I’m working on creating a glyph for the British pound sterling for a typeface I’m working on, and I realized that not only is it a bit of an oddity, it’s an oddity that I, as someone from the United States (a ‘Murican), am just not that exposed to.
What does a “normal” pound sign look like? A “normal” dollar sign tends to be, more or less, the “S” glyph of the font with one or two vertical strokes through it. But consider a sampling of pound signs:
Calibri is first, and is about as plain as can be; an elongated ‘f’ with a wide base. Adobe Caslon Pro gives it an oblique slant even though this is the Regular weight. Helvetica Neue squiggles the base, which feels a bit out of place compared to the general sterility of the typeface. Didot really emphasizes the loop on the baseline, while Charlemagne flattens out the base quite a bit. None of them have a crossbar in the middle that matches the x-height of the rest of the face, but the general rule seems to be to roughly bisect the glyph. If I look at these by date released, I’d guess that the notation has simplified over time.
Any Brits (or those who work with pounds enough to have an opinion) have thoughts on this? I know this stuff boils down to “what feels right,” but I don’t have enough context to make that call.
Probably the best way to understand and get a feel for a ‘normal’ pound sign is to practice handwriting them, until you’ve got a sense of what comes naturally from the essential form and what is within normal variation.
As I learned it as a UK schoolkid (this is me thinking step-by-step about what I do when I do it without thinking about it, so may not be totally typical but should be close enough to be useful):
- Start at the top, curl it round it round like a back-to-front question mark
- Reach the bottom of the stem, go left a bit to assert a baseline then take the baseline out right to more-or-less match the top of the curl – this may or may not result in a small loop
- Take pen off paper and add a very small quick crossbar half way, crossing through the stem
Most of the flourishes and variation are within normal variation for how it is hand-drawn. Sometimes the
[reaches for typography textbook, fails to find relevant term] serif-like foot thing at the bottom left is a loop, sometimes the stem curves to meet it and sometimes it’s a straight right angle because the pen goes out there when it reaches the bottom of the stem then doubles back on itself without leaving the page. The stroke width usually thins a bit here, as the pressure on the pen usually drops a bit – this bit is a common flourish rather than an essential feature.
The key essential thing here is that the bottom corner is a very sharp corner, in contrast with the curve at the top. The top curve of the stem must be unambiguously curvy and the crossbar must pass through the stem (not start at the stem) as this is what differentiates it from an

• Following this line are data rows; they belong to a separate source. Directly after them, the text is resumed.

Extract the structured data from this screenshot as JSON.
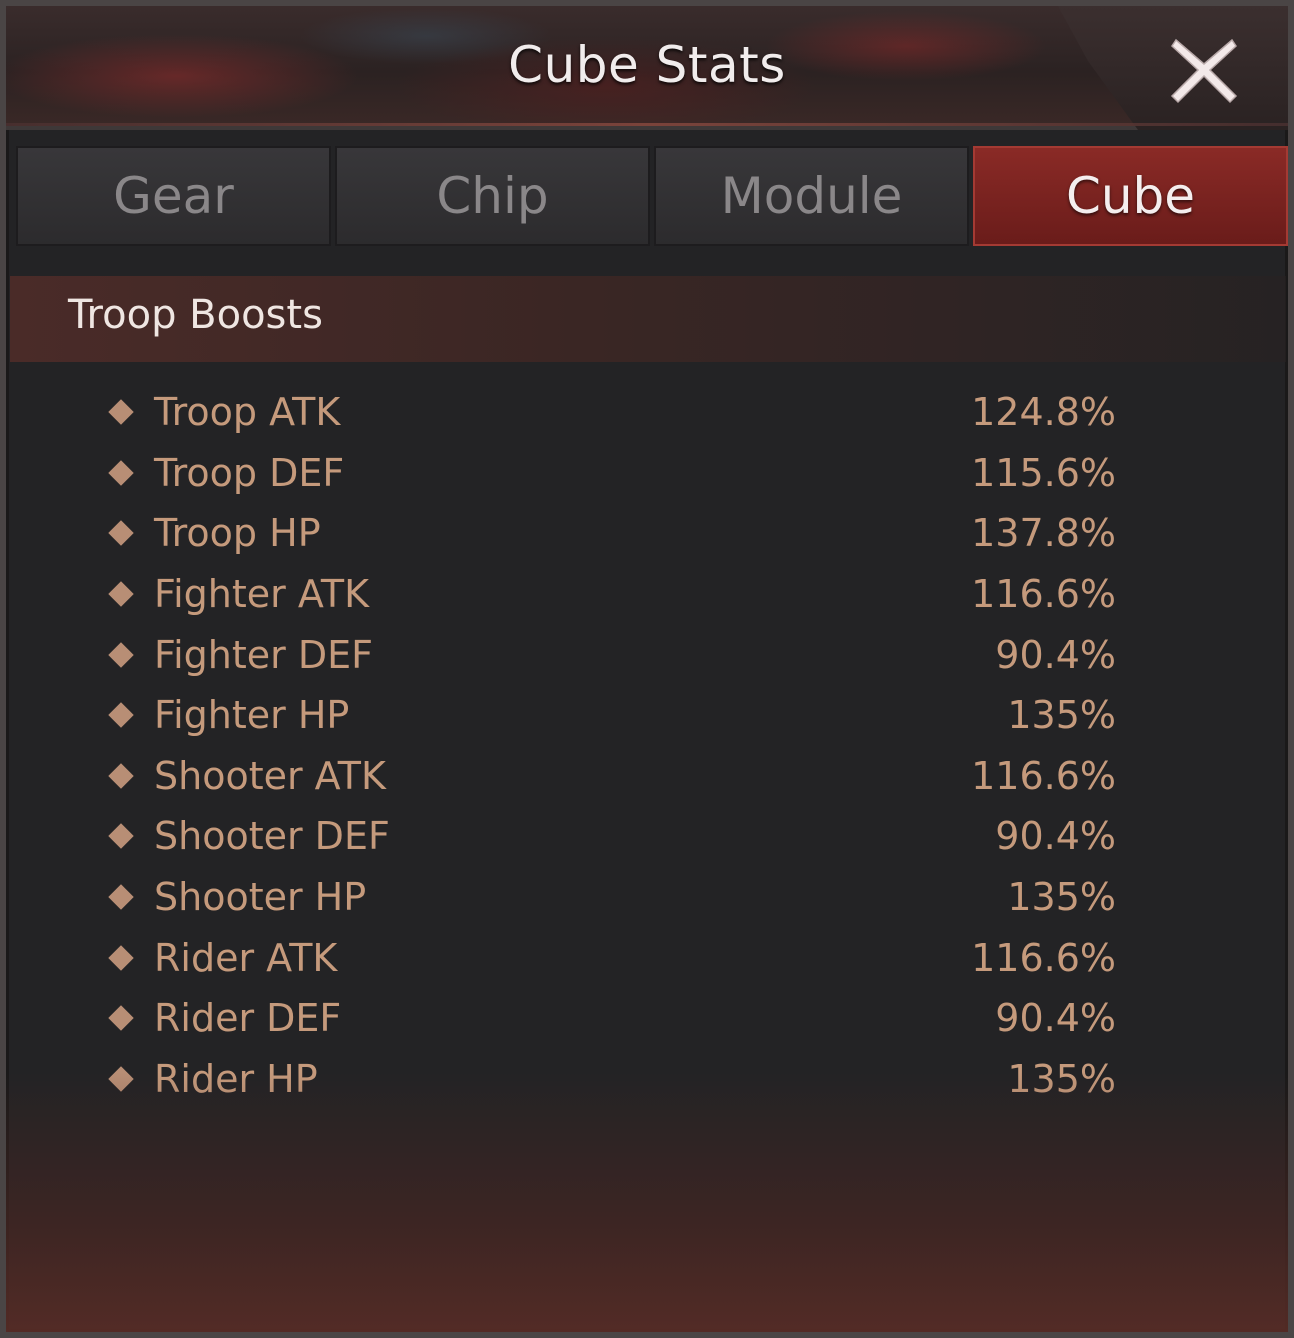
{
  "window": {
    "title": "Cube Stats"
  },
  "tabs": [
    {
      "label": "Gear",
      "active": false
    },
    {
      "label": "Chip",
      "active": false
    },
    {
      "label": "Module",
      "active": false
    },
    {
      "label": "Cube",
      "active": true
    }
  ],
  "section": {
    "title": "Troop Boosts"
  },
  "stats": [
    {
      "label": "Troop ATK",
      "value": "124.8%"
    },
    {
      "label": "Troop DEF",
      "value": "115.6%"
    },
    {
      "label": "Troop HP",
      "value": "137.8%"
    },
    {
      "label": "Fighter ATK",
      "value": "116.6%"
    },
    {
      "label": "Fighter DEF",
      "value": "90.4%"
    },
    {
      "label": "Fighter HP",
      "value": "135%"
    },
    {
      "label": "Shooter ATK",
      "value": "116.6%"
    },
    {
      "label": "Shooter DEF",
      "value": "90.4%"
    },
    {
      "label": "Shooter HP",
      "value": "135%"
    },
    {
      "label": "Rider ATK",
      "value": "116.6%"
    },
    {
      "label": "Rider DEF",
      "value": "90.4%"
    },
    {
      "label": "Rider HP",
      "value": "135%"
    }
  ],
  "icons": {
    "close": "close-x-icon",
    "bullet": "diamond-bullet-icon"
  },
  "colors": {
    "accent": "#8a2a26",
    "stat_text": "#c59a7c",
    "panel_bg": "#232325"
  }
}
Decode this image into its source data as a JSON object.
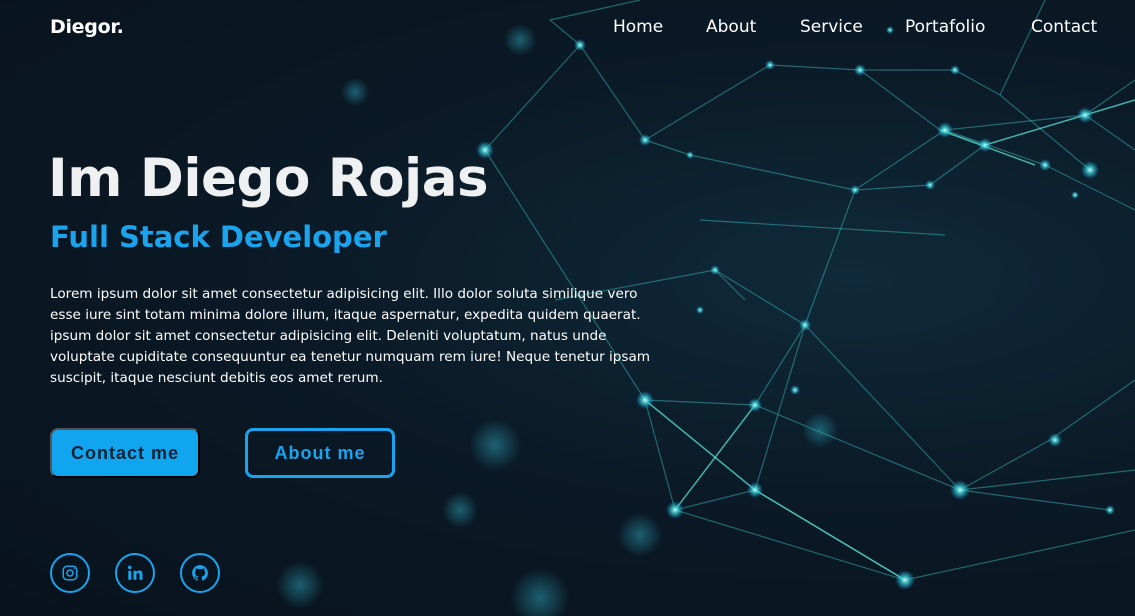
{
  "nav": {
    "logo": "Diegor.",
    "links": [
      "Home",
      "About",
      "Service",
      "Portafolio",
      "Contact"
    ]
  },
  "hero": {
    "title": "Im Diego Rojas",
    "subtitle": "Full Stack Developer",
    "description": "Lorem ipsum dolor sit amet consectetur adipisicing elit. Illo dolor soluta similique vero esse iure sint totam minima dolore illum, itaque aspernatur, expedita quidem quaerat. ipsum dolor sit amet consectetur adipisicing elit. Deleniti voluptatum, natus unde voluptate cupiditate consequuntur ea tenetur numquam rem iure! Neque tenetur ipsam suscipit, itaque nesciunt debitis eos amet rerum.",
    "contact_button": "Contact me",
    "about_button": "About me"
  },
  "social": [
    "instagram-icon",
    "linkedin-icon",
    "github-icon"
  ],
  "colors": {
    "accent": "#1aa4ee",
    "background": "#0b1622",
    "button_text": "#0c2233"
  }
}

E. There are additional common optional features that are within the normal variation in handwriting that can be added to a typeface to make the difference between
E clearer, as necessary – the bottom left foot thing, a downward curl at the top right starting point, and a kink bringing the stem back in towards the centre like a backwards
There’s sometimes a serif or a
[reaches for typography textbook, fails to find relevant term] bold blob thing at the top right because that’s where pen initially meets paper, and there’s sometimes a serif flick at the bottom right because that’s where pen leaves paper. There’s never normally an upward serif at the bottom left because the pen just turns there, it doesn’t leave the page.
The crossbar is usually a thin perfectly straight line even if everything else is highly styled because it’s a separate pen stroke – a quick even sidewards flick before moving on to the next character. Most of the variation in width is what would happen if that first pen stroke was done in a calligraphic way.
Source : Link , Question Author : Brendan , Answer Author : user56reinstatemonica8